◆ **What is required**
Print back every record below, exactly as it stands.

|---|

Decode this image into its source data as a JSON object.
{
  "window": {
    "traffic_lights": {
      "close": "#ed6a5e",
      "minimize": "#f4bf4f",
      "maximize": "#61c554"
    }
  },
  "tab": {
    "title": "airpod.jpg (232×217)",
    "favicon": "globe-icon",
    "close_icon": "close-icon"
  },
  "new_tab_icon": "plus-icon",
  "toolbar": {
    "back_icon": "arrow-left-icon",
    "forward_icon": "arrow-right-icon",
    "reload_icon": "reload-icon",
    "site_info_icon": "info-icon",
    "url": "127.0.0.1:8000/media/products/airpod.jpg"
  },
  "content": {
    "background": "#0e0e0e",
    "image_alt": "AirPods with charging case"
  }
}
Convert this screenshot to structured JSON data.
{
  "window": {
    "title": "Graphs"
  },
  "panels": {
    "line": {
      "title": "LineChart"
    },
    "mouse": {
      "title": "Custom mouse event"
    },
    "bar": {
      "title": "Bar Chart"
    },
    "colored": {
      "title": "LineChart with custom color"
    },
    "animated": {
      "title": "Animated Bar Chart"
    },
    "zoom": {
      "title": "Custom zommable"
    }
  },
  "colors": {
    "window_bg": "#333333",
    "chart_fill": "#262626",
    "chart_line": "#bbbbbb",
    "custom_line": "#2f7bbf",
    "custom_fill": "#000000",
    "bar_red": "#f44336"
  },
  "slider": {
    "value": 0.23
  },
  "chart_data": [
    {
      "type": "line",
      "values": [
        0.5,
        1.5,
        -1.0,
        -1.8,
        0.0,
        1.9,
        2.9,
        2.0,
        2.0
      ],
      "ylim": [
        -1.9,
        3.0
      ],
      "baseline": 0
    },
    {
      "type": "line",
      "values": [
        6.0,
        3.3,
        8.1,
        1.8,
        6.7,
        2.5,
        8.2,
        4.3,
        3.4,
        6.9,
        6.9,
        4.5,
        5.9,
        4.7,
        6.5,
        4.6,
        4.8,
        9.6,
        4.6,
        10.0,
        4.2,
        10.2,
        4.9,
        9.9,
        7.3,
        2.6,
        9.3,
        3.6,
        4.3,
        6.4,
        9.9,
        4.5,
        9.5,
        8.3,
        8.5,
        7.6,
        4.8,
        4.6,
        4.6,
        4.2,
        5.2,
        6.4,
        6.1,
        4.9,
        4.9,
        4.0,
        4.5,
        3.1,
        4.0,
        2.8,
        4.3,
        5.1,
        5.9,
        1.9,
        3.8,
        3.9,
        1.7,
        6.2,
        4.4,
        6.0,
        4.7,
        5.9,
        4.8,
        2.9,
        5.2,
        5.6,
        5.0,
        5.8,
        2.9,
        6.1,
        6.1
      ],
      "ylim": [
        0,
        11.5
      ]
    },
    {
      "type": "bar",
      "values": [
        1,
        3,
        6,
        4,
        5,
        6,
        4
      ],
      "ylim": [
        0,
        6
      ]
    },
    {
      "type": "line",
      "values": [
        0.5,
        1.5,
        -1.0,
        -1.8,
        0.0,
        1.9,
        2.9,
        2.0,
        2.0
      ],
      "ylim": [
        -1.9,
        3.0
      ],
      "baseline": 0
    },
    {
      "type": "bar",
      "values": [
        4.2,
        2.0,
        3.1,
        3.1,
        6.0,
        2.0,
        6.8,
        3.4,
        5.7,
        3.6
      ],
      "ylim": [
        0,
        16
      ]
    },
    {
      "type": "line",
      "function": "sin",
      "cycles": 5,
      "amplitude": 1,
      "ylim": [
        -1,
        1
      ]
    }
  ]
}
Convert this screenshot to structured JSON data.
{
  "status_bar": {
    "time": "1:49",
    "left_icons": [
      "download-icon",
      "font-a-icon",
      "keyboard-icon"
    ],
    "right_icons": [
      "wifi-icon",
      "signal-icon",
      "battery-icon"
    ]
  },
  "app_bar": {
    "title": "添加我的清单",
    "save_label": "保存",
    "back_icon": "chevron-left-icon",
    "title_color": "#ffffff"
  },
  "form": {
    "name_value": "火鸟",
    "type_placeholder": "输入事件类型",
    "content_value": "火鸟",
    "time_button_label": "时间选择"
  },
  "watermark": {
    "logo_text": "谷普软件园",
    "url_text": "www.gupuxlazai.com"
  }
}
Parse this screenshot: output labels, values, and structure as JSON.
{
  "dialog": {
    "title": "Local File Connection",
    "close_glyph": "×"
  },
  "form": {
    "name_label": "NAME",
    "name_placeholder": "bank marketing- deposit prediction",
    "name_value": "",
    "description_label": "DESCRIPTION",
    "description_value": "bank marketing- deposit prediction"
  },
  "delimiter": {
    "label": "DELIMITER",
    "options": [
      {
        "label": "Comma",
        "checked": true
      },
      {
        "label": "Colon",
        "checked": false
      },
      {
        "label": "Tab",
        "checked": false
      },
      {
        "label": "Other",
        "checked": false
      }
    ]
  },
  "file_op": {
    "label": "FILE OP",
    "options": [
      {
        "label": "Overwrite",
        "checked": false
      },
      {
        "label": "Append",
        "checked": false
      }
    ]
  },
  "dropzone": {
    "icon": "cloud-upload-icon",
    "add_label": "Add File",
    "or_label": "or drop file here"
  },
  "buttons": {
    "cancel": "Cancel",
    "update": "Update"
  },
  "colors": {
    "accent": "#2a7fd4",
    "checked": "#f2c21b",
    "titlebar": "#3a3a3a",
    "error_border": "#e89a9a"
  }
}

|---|

◆ **Answer to this task**
Decode this image into its source data as a JSON object.
{
  "window": {
    "traffic_lights": {
      "close": "#ed6a5e",
      "minimize": "#f4bf4f",
      "maximize": "#61c554"
    }
  },
  "tab": {
    "title": "airpod.jpg (232×217)",
    "favicon": "globe-icon",
    "close_icon": "close-icon"
  },
  "new_tab_icon": "plus-icon",
  "toolbar": {
    "back_icon": "arrow-left-icon",
    "forward_icon": "arrow-right-icon",
    "reload_icon": "reload-icon",
    "site_info_icon": "info-icon",
    "url": "127.0.0.1:8000/media/products/airpod.jpg"
  },
  "content": {
    "background": "#0e0e0e",
    "image_alt": "AirPods with charging case"
  }
}
Convert this screenshot to structured JSON data.
{
  "window": {
    "title": "Graphs"
  },
  "panels": {
    "line": {
      "title": "LineChart"
    },
    "mouse": {
      "title": "Custom mouse event"
    },
    "bar": {
      "title": "Bar Chart"
    },
    "colored": {
      "title": "LineChart with custom color"
    },
    "animated": {
      "title": "Animated Bar Chart"
    },
    "zoom": {
      "title": "Custom zommable"
    }
  },
  "colors": {
    "window_bg": "#333333",
    "chart_fill": "#262626",
    "chart_line": "#bbbbbb",
    "custom_line": "#2f7bbf",
    "custom_fill": "#000000",
    "bar_red": "#f44336"
  },
  "slider": {
    "value": 0.23
  },
  "chart_data": [
    {
      "type": "line",
      "values": [
        0.5,
        1.5,
        -1.0,
        -1.8,
        0.0,
        1.9,
        2.9,
        2.0,
        2.0
      ],
      "ylim": [
        -1.9,
        3.0
      ],
      "baseline": 0
    },
    {
      "type": "line",
      "values": [
        6.0,
        3.3,
        8.1,
        1.8,
        6.7,
        2.5,
        8.2,
        4.3,
        3.4,
        6.9,
        6.9,
        4.5,
        5.9,
        4.7,
        6.5,
        4.6,
        4.8,
        9.6,
        4.6,
        10.0,
        4.2,
        10.2,
        4.9,
        9.9,
        7.3,
        2.6,
        9.3,
        3.6,
        4.3,
        6.4,
        9.9,
        4.5,
        9.5,
        8.3,
        8.5,
        7.6,
        4.8,
        4.6,
        4.6,
        4.2,
        5.2,
        6.4,
        6.1,
        4.9,
        4.9,
        4.0,
        4.5,
        3.1,
        4.0,
        2.8,
        4.3,
        5.1,
        5.9,
        1.9,
        3.8,
        3.9,
        1.7,
        6.2,
        4.4,
        6.0,
        4.7,
        5.9,
        4.8,
        2.9,
        5.2,
        5.6,
        5.0,
        5.8,
        2.9,
        6.1,
        6.1
      ],
      "ylim": [
        0,
        11.5
      ]
    },
    {
      "type": "bar",
      "values": [
        1,
        3,
        6,
        4,
        5,
        6,
        4
      ],
      "ylim": [
        0,
        6
      ]
    },
    {
      "type": "line",
      "values": [
        0.5,
        1.5,
        -1.0,
        -1.8,
        0.0,
        1.9,
        2.9,
        2.0,
        2.0
      ],
      "ylim": [
        -1.9,
        3.0
      ],
      "baseline": 0
    },
    {
      "type": "bar",
      "values": [
        4.2,
        2.0,
        3.1,
        3.1,
        6.0,
        2.0,
        6.8,
        3.4,
        5.7,
        3.6
      ],
      "ylim": [
        0,
        16
      ]
    },
    {
      "type": "line",
      "function": "sin",
      "cycles": 5,
      "amplitude": 1,
      "ylim": [
        -1,
        1
      ]
    }
  ]
}
Convert this screenshot to structured JSON data.
{
  "status_bar": {
    "time": "1:49",
    "left_icons": [
      "download-icon",
      "font-a-icon",
      "keyboard-icon"
    ],
    "right_icons": [
      "wifi-icon",
      "signal-icon",
      "battery-icon"
    ]
  },
  "app_bar": {
    "title": "添加我的清单",
    "save_label": "保存",
    "back_icon": "chevron-left-icon",
    "title_color": "#ffffff"
  },
  "form": {
    "name_value": "火鸟",
    "type_placeholder": "输入事件类型",
    "content_value": "火鸟",
    "time_button_label": "时间选择"
  },
  "watermark": {
    "logo_text": "谷普软件园",
    "url_text": "www.gupuxlazai.com"
  }
}
Parse this screenshot: output labels, values, and structure as JSON.
{
  "dialog": {
    "title": "Local File Connection",
    "close_glyph": "×"
  },
  "form": {
    "name_label": "NAME",
    "name_placeholder": "bank marketing- deposit prediction",
    "name_value": "",
    "description_label": "DESCRIPTION",
    "description_value": "bank marketing- deposit prediction"
  },
  "delimiter": {
    "label": "DELIMITER",
    "options": [
      {
        "label": "Comma",
        "checked": true
      },
      {
        "label": "Colon",
        "checked": false
      },
      {
        "label": "Tab",
        "checked": false
      },
      {
        "label": "Other",
        "checked": false
      }
    ]
  },
  "file_op": {
    "label": "FILE OP",
    "options": [
      {
        "label": "Overwrite",
        "checked": false
      },
      {
        "label": "Append",
        "checked": false
      }
    ]
  },
  "dropzone": {
    "icon": "cloud-upload-icon",
    "add_label": "Add File",
    "or_label": "or drop file here"
  },
  "buttons": {
    "cancel": "Cancel",
    "update": "Update"
  },
  "colors": {
    "accent": "#2a7fd4",
    "checked": "#f2c21b",
    "titlebar": "#3a3a3a",
    "error_border": "#e89a9a"
  }
}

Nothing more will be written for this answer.